What is the impact of technology to the legal field?
AI technology is not widely adopted in the Hong Kong intellectual property regime. It would not be surprising that relevant software programs would be developed in the foreseeable future to aid lawyers with identifying whether certain trademark, design or patent applications are similar to prior registrations, assisting them in advising on registrability and assessing potential infringement risks.
Competition law in Hong Kong is still at its infant stage, as Hong Kong’s Competition Ordinance only came into operation on 14 December 2015 and there are very few enforcement cases for breach of the anti-competition provisions.
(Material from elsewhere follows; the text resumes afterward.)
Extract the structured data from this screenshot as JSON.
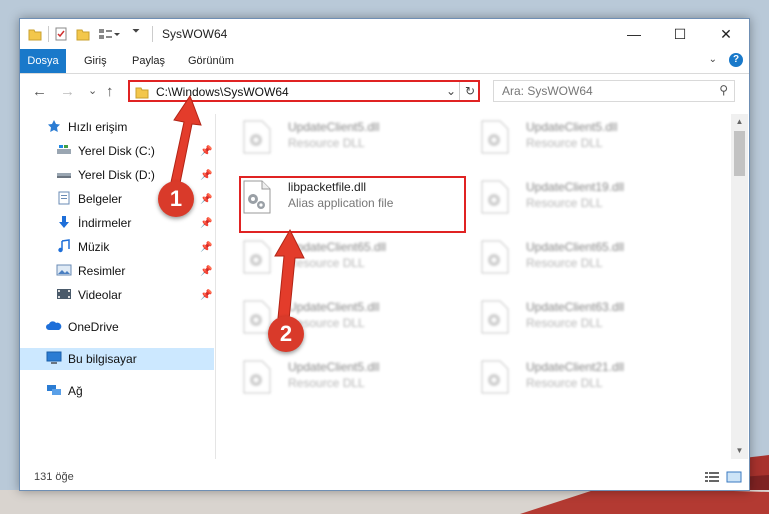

However, the courts will have to address the issue of whether such actions taken by the AI will constitute breaches under the Ordinance in the foreseeable future when companies start to incorporate AI into its business model to influence pricing and market segment strategies without human intervention.
An increasing number of law firms are cutting headcounts with smarter and faster software, especially in the field of due diligence in the merger and acquisition process. Software such as Kira Systems can perform a more accurate contract review (40% faster) by searching and highlighting content for analysis. eBrivia, a similar software, works to reduce the time spent by lawyers on document review process. The software LawGeex’s uses predefined policies and if a contract fails to meet the standards, the AI gives recommendations for editing and approval.
A software, CARA, allows lawyers to predict an opposing counsel’s argument by relying on opinions that were previously used by lawyers. However, it is not foreseeable that the Hong Kong courts would allow “robots” to replace lawyers in court representations. To make Hong Kong a LawTech centre, the financial secretary announced a budget of HKD 150 million (USD 19 million) in 2019 for the development of a non-governmental e-arbitration and e-mediation platform, eBRAM centre, to provide services to parties that are not able to meet face-to-face (especially the countries that are part of the Belt and Road Initiative). China also became the first country in 2017 to establish a technology court in the Hangzhou focusing on e-commerce related issues. The technology court hearing is conducted online and the decision is issued to the parties through the internet.
Granting Human Rights to AI
How to safeguard the core of laws but also grant AI with all of the human rights we have? If AI is used to facilitate the growth of society, it is inevitable that it will be subject to experimentation and restriction of liberty to work for humans. If AI is programmed by humans, it would be difficult to say that they enjoy the freedom of thought and conscience. Whether humanoids are entitled to citizenships (as “Sophia” obtained one from Saudi Arabia), marriage or even election is so controversial that would require more debates; as there is a need to observe their development in intelligence and emotional quotients.
AI and criminal responsibility
If a robot committed a serious offence against a human or even murdered one, the worst possible thing that could happen to the robot itself is its destruction, and one can argue that it is less grieving to imprisoning a human for life. A potential solution is that the creators or users of the AI should be liable for the actions of the robot. This area is very controversial because it is not easy to prove mens rea on the part of the creators in the first place or the product has outsmarted the creator and developed an intention to commit the relevant crimes. The liability for procurement or incitement of criminal activities by the creators is also highly debatable.
Authors: Alan Chiu Managing Partner
Charles To Partner
Date: 4 November 2019